Blake Lanser/Iowa State Daily

Residents at the new Copper Beech townhomes haven’t been satisfied with some of the issues and findings they’ve discovered upon move-in. Residents have reported holes in walls, beer cans in bathtubs and paint splatters all over windows. The townhomes opened for move-in on Aug. 23 for most residents.

Emily Eppens

Campus Crest, the owner of The Grove and Copper Beech, seeks to answer its tenants’ questions.

Robert Dann, chief operations officer for Campus Crest, said Copper Beech will help students with any problems found in their apartments upon their move-in date.

Dann said its priority will be to appease students’ complaints and communicate with students on future complaints as well as how to solve their present concerns.

“The most important thing for [Campus Crest] is the students,” Dann said. “We house over 46,000 students across the country. We know where our bread is buttered and that is taking care of the students. If we run into an issue like this, we take care of them the best we can.”

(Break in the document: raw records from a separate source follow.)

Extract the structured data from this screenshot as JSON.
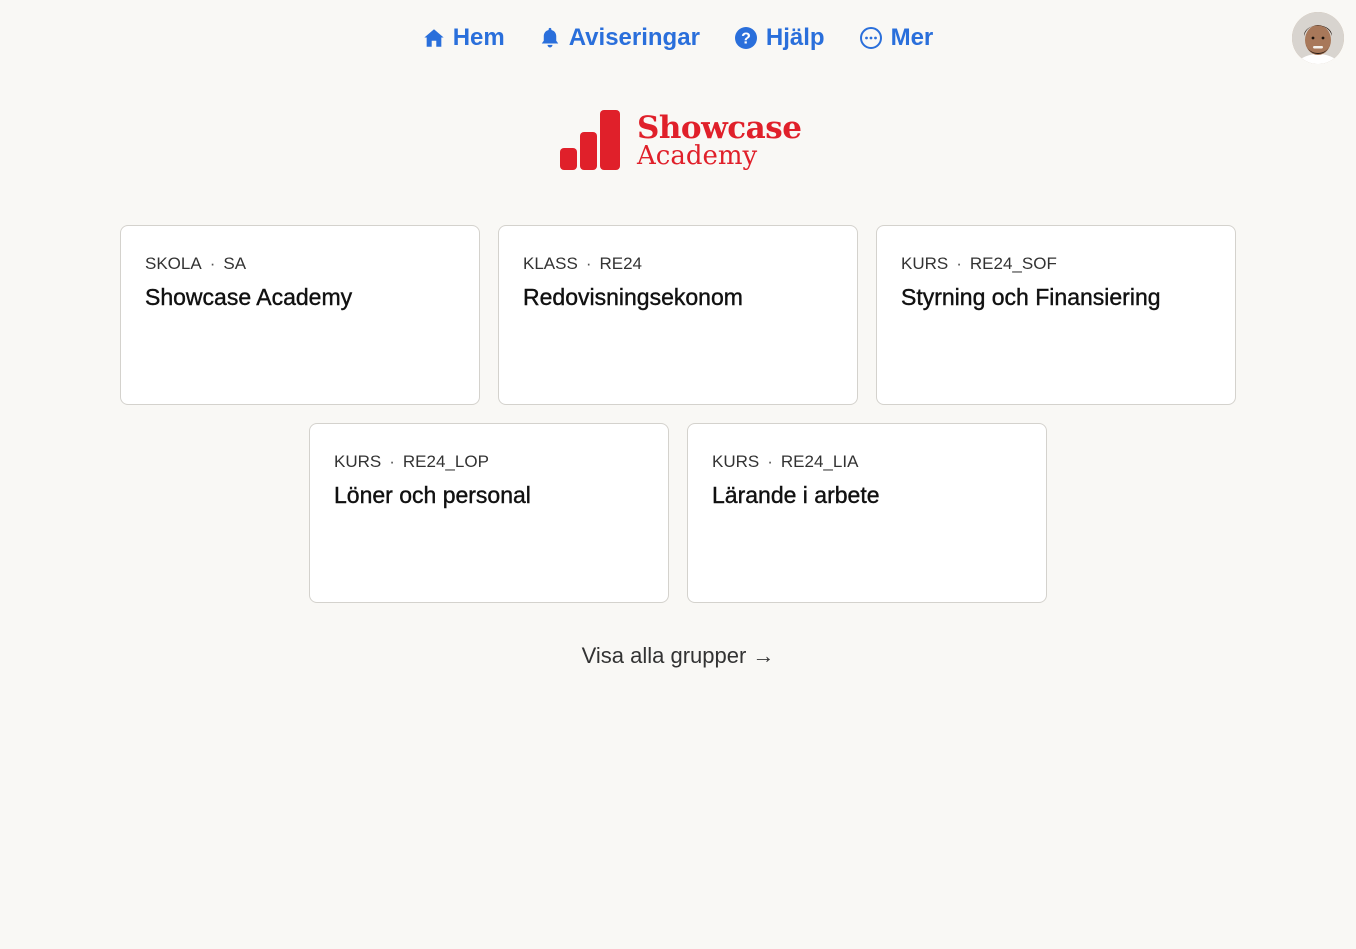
{
  "nav": {
    "items": [
      {
        "label": "Hem",
        "icon": "home-icon"
      },
      {
        "label": "Aviseringar",
        "icon": "bell-icon"
      },
      {
        "label": "Hjälp",
        "icon": "help-icon"
      },
      {
        "label": "Mer",
        "icon": "more-icon"
      }
    ],
    "accent_color": "#2a6fdb"
  },
  "user": {
    "avatar": "user-avatar"
  },
  "logo": {
    "title": "Showcase",
    "subtitle": "Academy",
    "color": "#e0202a"
  },
  "groups": [
    {
      "type": "SKOLA",
      "code": "SA",
      "name": "Showcase Academy"
    },
    {
      "type": "KLASS",
      "code": "RE24",
      "name": "Redovisningsekonom"
    },
    {
      "type": "KURS",
      "code": "RE24_SOF",
      "name": "Styrning och Finansiering"
    },
    {
      "type": "KURS",
      "code": "RE24_LOP",
      "name": "Löner och personal"
    },
    {
      "type": "KURS",
      "code": "RE24_LIA",
      "name": "Lärande i arbete"
    }
  ],
  "show_all": {
    "label": "Visa alla grupper →"
  },
  "separator": "·"
}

He also says that the construction delay that caused the complex to pay for some of their tenants to live in hotels until the building was complete was largely due to soil issues on the property.

“We had soil issues that we had to deal with, which was a struggle when we did The Grove project as well,” Dann said. “The soil is very fertile, and it has been very difficult to find firm soil to build on. It’s a little more difficult to work with.” 

Upon moving in, students had also complained of muddy footprints on the carpet, leftover pop cans and dirty bathrooms.

Dann said that some of the contractors Campus Crest hired were not doing their jobs properly or as quickly as they had promised the company. 

“We had to change them out and get somebody who knows what they are doing,” Dann said. 

The apartments have had complaints from students regarding nonfunctioning or brokend appliances, power outlets and air conditioning units. Copper Beech aims to resolve these problems as quickly and as efficiently as they can, Dann said.

All Campus Crest buildings were inspected and approved by the local business authorities.

“We have replaced and repaired everything the students have issues with,” Dann said. “It’s a big complex. It’s bound to have some problems. We try to fix those issues the best we can.”

Copper Beech uses social media and notices around the complex to communicate with its tenants.

“When it comes down to it, our focus is the students,” Dann said. “We want to give them the best experience that we can during their time in school.”